'iterative' approach though, which does work, but requires management
buy-in, which is extremely rare -- mostly due to short sitedness.  In
my personal, professional and humble opinion, this same management is
often the same cause of over-budget, over-deadline projects.  Usually
technology is not the culprit, but rather poor management that leads
to failures.

> In fact, I saw in my whole life only 2 projects where this type of interaction worked,
> so even if the XP concept is very nice, it doesn't really works.

My experience is that an iterative approach would have worked in far
more places than the "typical" (waterfall) approach, and
unfortunately, I've been on a lot of over-budget, over-deadline
projects over many years at many large, large corporations.

> > The current application I am working on uses Struts (moderate size), and has a
> > 1650 line struts-config.xml file and a 655 line tiles-def.xml file.
> I'm in the same boat with my project :). Just that after many presentations and
> shining demos, I was able to convince the team to drop tiles, and use SiteMesh :).
> First they felt sorry to 'drop' all that hard obtained skill to use tiles the right
> way - when they saw that they can use SiteMesh after a 30 minutes course at the same
> skill level with many other advantages :D.

Yeah, I have to agree here again.  Struts and Tiles configs can get
really crazy.  My last Struts project had 7 struts-configs (as well as
7 tiles-defs) each with several hundred lines -- not fun, but it
worked.  We tried to move to SiteMesh, for it's comparative
simplicity, but when coupled with Spring's OpenSessionInViewFilter and
trying to load data for a "decorator" became problematic.  Still, I'd
revisit it in the future.

> > With Click the equivalent config file would be a about 30 lines
> This is great advantage for Click.
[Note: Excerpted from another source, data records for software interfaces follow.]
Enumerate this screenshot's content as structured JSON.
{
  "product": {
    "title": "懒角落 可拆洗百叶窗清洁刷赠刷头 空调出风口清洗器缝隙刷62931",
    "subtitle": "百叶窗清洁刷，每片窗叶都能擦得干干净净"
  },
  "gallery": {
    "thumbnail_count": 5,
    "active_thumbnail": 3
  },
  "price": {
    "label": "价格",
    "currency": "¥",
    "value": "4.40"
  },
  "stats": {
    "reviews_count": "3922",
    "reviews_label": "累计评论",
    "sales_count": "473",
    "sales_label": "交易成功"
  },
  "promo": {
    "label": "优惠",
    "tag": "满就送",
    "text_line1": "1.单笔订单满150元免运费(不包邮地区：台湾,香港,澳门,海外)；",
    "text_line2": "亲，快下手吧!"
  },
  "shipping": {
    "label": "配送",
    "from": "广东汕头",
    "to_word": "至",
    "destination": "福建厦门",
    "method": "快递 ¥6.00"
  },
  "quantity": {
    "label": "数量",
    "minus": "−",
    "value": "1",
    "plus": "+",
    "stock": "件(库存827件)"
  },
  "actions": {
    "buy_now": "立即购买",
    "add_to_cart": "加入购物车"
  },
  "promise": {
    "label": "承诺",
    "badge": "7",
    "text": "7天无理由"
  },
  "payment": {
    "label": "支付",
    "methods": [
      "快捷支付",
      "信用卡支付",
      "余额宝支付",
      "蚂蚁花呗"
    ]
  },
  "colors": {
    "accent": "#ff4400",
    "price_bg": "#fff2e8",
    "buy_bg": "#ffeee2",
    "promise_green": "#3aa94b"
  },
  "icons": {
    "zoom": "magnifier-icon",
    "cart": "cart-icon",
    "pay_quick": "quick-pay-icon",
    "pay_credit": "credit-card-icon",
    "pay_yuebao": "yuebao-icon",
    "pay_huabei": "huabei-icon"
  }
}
And till other frameworks will catch up with such
> a simplification, I'm convince we will find other areas to make things even more simple :).
>
> >(thanks Ahmed
> > for the autoload idea).
> You are welcome.
> To be sincere, it wasn't 100% mine :) : I saw how simple was SiteMesh compared
> to Tiles, than I saw that all my Struts config files respect that kind of 'automap' convention
> just not to make some typing errors in that thousand lines file :) - I was using copy&paste :).

Either way, thanks for the idea -- I'm fond of it as well :)

> > Now just have to finish the remaining features, which
> > seems to keep growing..
> Well, they are not that many :). Many of my issues are simply administrative(hence the request
> for an 'administrative' category in JIRA :) ), and could  be done by other users with admin rights :).

As much as I'd love to have the administrative work taken out of my
hands (what a bore ;), since the servers are my responsibility, I'm
afraid this won't happen.  :(

Phil..


-------------------------------------------------------
SF.Net email is Sponsored by the Better Software Conference & EXPO
September 19-22, 2005 * San Francisco, CA * Development Lifecycle Practices
Agile & Plan-Driven Development * Managing Projects & Teams * Testing & QA
Security * Process Improvement & Measurement * http://www.sqe.com/bsce5sf
_______________________________________________
Click-development mailing list
[hidden email]
https://lists.sourceforge.net/lists/listinfo/click-development